The Boop has really soaked this in, and keeps connecting it to the first two commandments. I think we drew that connection for her originally, but she keeps coming back to it. "The people broke the first two commandments," she keeps saying.

But it was last night that I could tell she was really "getting it." Because when she suddenly crowed out "idols can't answer our prayers!" she actually said it with a chortle and added something giggly along the lines of "they can't hear us!" And I had to laugh along with her. I must add that the laughter felt very biblical. Elijah himself, along with the prophet Isaiah, sees the absurdity of attributing "real" attributes to unreal "gods" made by human hands. They don't have hands or eyes or ears. So when we try to get them to meet our needs, they simply can't. Maybe they went out for a stroll or are taking a nap, Elijah suggests sarcastically, and it's a bit of dark humour, but it's humour nonetheless. No wonder my daughter got the giggles!
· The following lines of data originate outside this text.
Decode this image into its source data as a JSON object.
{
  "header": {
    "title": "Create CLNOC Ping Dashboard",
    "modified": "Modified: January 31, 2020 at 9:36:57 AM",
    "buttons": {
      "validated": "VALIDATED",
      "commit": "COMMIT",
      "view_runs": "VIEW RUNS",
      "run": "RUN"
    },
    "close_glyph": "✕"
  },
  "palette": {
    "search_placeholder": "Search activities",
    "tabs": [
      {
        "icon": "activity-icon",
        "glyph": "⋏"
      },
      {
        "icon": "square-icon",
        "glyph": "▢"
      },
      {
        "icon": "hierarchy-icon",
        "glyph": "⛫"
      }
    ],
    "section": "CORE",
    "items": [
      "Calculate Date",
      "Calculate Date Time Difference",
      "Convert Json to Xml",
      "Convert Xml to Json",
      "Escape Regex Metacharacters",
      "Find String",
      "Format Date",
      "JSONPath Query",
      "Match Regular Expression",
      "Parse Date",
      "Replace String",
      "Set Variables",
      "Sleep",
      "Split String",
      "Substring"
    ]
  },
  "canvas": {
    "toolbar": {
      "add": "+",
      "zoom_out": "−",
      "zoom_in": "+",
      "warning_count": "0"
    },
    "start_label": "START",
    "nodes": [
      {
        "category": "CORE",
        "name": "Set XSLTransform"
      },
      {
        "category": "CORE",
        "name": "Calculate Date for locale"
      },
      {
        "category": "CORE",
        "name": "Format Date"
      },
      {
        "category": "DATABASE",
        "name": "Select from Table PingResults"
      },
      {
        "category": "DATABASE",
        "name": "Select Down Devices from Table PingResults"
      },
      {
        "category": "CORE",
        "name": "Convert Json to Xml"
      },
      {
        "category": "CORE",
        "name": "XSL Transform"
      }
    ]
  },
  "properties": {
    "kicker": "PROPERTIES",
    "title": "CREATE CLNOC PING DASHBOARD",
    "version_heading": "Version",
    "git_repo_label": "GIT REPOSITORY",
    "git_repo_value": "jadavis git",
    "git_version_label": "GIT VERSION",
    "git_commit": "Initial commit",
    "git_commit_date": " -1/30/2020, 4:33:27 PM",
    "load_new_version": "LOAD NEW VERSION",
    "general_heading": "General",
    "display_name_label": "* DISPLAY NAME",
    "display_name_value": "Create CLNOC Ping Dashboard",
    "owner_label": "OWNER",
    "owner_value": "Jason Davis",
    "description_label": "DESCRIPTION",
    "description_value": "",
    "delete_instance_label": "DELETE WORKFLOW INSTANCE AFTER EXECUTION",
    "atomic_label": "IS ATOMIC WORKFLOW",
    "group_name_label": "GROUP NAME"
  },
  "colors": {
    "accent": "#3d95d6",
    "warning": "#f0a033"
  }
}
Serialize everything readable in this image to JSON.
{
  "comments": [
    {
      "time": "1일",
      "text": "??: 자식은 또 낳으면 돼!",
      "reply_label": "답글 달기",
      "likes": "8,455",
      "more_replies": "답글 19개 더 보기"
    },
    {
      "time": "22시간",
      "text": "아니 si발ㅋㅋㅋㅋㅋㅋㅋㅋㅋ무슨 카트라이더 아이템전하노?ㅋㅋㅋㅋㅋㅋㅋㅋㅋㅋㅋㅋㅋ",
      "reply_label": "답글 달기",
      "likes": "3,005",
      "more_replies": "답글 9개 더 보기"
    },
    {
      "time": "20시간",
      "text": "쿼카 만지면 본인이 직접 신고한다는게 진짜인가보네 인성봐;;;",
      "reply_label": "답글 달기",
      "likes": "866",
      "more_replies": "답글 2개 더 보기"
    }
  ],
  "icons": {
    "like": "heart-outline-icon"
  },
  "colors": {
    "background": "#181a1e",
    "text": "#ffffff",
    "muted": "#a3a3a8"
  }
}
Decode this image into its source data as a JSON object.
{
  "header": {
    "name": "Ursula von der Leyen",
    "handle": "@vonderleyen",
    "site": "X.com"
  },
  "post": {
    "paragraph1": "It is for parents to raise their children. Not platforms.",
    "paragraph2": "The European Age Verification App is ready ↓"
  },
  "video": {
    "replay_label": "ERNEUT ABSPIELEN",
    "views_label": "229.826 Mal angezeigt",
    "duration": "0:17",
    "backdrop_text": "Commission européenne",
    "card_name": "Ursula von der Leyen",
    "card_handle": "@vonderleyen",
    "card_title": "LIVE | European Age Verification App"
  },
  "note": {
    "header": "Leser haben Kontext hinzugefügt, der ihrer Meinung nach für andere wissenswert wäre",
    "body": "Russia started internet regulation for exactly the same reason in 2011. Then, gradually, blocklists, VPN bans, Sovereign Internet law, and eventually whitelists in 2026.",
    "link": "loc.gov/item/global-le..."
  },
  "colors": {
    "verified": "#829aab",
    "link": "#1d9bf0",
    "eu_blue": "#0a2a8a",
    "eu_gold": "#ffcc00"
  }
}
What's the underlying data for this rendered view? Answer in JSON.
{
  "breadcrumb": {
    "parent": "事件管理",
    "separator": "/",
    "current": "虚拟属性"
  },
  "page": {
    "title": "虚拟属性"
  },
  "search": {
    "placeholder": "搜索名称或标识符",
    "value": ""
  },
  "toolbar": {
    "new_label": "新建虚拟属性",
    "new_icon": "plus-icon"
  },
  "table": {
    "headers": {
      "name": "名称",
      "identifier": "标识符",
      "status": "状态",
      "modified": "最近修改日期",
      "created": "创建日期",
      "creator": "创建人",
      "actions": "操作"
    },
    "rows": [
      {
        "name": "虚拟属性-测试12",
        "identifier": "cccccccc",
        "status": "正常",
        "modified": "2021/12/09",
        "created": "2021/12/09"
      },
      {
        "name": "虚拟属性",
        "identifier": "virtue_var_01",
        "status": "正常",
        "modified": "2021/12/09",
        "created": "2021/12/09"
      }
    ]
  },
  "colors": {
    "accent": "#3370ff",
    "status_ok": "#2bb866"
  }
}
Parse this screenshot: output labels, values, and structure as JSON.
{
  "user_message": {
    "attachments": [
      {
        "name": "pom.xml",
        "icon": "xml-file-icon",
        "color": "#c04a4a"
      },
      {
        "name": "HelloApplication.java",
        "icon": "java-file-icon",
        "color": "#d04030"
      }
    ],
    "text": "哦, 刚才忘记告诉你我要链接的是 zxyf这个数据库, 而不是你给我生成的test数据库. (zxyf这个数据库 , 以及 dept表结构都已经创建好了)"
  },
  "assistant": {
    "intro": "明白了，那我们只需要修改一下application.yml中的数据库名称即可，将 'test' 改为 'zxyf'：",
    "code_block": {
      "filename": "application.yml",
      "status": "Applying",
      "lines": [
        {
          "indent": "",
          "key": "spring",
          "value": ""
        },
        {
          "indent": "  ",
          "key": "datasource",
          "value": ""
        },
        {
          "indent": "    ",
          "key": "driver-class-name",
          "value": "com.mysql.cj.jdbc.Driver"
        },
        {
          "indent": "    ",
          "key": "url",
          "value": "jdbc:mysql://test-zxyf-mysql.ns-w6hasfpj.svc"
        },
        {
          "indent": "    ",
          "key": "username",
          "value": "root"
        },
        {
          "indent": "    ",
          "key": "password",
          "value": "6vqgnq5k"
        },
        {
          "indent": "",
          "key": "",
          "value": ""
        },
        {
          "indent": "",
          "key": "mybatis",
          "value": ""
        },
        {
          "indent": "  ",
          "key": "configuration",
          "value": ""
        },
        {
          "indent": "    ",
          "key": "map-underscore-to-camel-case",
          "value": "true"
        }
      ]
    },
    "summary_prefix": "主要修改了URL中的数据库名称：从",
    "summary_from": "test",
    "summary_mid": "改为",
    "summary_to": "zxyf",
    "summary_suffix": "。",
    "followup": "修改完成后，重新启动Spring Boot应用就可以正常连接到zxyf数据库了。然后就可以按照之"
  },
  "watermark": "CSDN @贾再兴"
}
Of course it's humour within the context of God's tremendous compassion for his people -- the people of Elijah's day as well as our own -- who persist in making idols, who keep thinking that they (we) can receive guidance, love, hope, fulfilmment, help, from things or people that shouldn't have God's place in our lives. The reason Elijah and Amos and Jeremiah and Isaiah and others kept bellowing, whispering, and singing God's reality into the ears of bad kings and confused false prophets and clueless sinners was because God longed for them to know Him -- know Him as the real and living God who alone made them and who made them for himself, not for some unreal substitute.

Somehow I Knew This Already...

It's late and I'm tired, but I just took one of those lovely, silly quizzes...and for a change, it came out just the way I would have guessed it would!

You Should Spend Your Summer in the Mountains

You're quiet, introspective, and a great thinker.
You need a summer vacation that gets you away from the crowds and the heat.
So retreat to the mountains, where you can clear your head.

Ah....wishful thinking!
So where should you spend your summer?